By Noah Rothstein


Consumers have played a pivotal role in America’s economic recovery.


Consumer spending increased by 2.8% in the second quarter, covering declines in other sectors of the economy. This renewed wave of spending has been fueled by widespread vaccination efforts, decreasing coronavirus cases — allowing Americans to get back to in-person activities. 


Not to mention the continuing impact the third round of stimulus checks has had on consumer spending when they hit Americans’ bank accounts earlier this year in the spring.


The U.S. Bureau of Economic Analysis (BEA) released its Gross Domestic Product (GDP) estimate on Thursday, July 29, posting an increase of 6.5% in the second quarter, slightly above its revised first-quarter estimate of 6.3%.
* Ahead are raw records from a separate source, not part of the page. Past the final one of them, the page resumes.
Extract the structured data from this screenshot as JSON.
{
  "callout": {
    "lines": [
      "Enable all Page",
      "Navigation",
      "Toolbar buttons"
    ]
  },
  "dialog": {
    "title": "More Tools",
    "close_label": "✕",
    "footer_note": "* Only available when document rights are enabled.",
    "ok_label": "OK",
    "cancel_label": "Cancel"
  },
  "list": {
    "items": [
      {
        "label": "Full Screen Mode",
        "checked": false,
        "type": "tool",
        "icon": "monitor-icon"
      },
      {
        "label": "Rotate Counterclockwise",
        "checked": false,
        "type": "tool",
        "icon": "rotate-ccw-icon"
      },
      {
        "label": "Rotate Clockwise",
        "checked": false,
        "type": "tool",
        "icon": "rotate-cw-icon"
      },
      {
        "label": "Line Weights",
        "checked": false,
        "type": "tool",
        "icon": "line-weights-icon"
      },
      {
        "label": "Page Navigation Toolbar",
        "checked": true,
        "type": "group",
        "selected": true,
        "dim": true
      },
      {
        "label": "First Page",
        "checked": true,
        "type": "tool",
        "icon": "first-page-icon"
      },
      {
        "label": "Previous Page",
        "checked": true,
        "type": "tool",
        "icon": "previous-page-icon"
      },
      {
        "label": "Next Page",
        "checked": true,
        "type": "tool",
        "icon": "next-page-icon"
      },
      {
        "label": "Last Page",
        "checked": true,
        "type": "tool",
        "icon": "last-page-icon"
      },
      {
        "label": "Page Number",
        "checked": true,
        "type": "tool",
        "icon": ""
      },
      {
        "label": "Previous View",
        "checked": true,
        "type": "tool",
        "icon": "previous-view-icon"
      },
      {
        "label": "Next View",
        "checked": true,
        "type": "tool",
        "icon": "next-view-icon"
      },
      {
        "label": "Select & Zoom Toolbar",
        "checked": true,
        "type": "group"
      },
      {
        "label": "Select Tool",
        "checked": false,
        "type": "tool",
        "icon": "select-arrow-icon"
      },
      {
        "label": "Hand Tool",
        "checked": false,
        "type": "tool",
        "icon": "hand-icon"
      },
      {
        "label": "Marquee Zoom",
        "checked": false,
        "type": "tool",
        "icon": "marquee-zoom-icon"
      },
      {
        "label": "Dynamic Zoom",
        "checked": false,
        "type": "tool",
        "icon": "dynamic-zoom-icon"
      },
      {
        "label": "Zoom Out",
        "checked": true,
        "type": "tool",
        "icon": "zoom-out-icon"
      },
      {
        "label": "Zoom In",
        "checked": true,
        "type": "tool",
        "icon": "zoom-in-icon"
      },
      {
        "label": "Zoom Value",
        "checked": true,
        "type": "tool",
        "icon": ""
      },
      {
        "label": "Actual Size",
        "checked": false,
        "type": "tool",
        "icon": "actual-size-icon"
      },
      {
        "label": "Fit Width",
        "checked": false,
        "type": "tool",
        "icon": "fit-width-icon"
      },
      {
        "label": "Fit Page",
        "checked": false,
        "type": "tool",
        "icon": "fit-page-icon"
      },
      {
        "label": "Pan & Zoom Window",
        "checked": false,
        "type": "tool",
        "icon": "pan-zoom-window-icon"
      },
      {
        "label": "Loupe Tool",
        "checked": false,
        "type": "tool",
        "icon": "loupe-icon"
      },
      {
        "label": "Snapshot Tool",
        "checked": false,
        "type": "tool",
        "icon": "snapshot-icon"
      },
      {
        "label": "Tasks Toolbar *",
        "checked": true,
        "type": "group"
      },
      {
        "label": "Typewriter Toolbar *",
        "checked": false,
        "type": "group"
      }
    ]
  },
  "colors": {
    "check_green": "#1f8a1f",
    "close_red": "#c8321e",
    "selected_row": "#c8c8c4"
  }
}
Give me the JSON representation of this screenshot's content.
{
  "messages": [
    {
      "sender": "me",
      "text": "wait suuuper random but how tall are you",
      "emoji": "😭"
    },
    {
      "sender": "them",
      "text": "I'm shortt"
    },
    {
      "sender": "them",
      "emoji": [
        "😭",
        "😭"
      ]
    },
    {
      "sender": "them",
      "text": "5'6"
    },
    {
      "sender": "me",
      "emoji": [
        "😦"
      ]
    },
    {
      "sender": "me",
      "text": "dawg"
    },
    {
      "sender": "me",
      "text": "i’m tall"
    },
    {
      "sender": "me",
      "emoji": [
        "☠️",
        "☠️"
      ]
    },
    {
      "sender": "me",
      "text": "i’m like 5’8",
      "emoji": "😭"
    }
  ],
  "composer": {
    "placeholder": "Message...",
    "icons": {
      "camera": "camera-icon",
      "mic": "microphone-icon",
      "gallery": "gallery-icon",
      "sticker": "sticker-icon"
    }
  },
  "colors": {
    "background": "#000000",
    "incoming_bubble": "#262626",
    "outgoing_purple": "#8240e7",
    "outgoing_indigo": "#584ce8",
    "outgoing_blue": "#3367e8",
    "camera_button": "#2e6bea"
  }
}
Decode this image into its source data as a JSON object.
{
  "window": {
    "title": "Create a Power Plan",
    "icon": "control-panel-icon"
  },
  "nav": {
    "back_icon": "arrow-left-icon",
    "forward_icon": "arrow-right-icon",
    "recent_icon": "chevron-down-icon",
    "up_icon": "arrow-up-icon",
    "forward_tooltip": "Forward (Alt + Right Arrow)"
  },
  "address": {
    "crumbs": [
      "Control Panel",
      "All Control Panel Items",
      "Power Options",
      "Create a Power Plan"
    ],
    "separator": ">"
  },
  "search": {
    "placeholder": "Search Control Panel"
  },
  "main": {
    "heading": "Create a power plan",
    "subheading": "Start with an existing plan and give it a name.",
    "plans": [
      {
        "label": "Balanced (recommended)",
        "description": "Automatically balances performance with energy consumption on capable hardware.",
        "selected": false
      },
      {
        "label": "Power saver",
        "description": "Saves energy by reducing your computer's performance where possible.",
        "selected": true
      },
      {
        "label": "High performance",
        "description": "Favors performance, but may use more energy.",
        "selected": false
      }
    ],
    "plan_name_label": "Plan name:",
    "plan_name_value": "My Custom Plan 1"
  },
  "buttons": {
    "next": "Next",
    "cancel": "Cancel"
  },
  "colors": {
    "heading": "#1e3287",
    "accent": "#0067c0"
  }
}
“We finally saw the full pivot to services driving consumer spending instead of goods,” said Diane Swonk, chief economist for the accounting firm Grant Thornton.


Business investment has also remained strong, rising 1.9%, as spending for technology and equipment has been vital throughout the pandemic.


However, the housing sector was a drag on growth, shrinking 2.5% after three straight quarters of solid gains. That might seem surprising given stories of fierce bidding wars in intense housing markets. What matters to GDP is construction, and shortages of labor and supplies have hampered new home building, particularly high lumber prices.


Overall growth in the second quarter fell notably short of economists’ expectations. However, that was primarily because of weaker-than-expected government spending, particularly at the state and local level, as well as an unexpectedly sharp drop in inventories.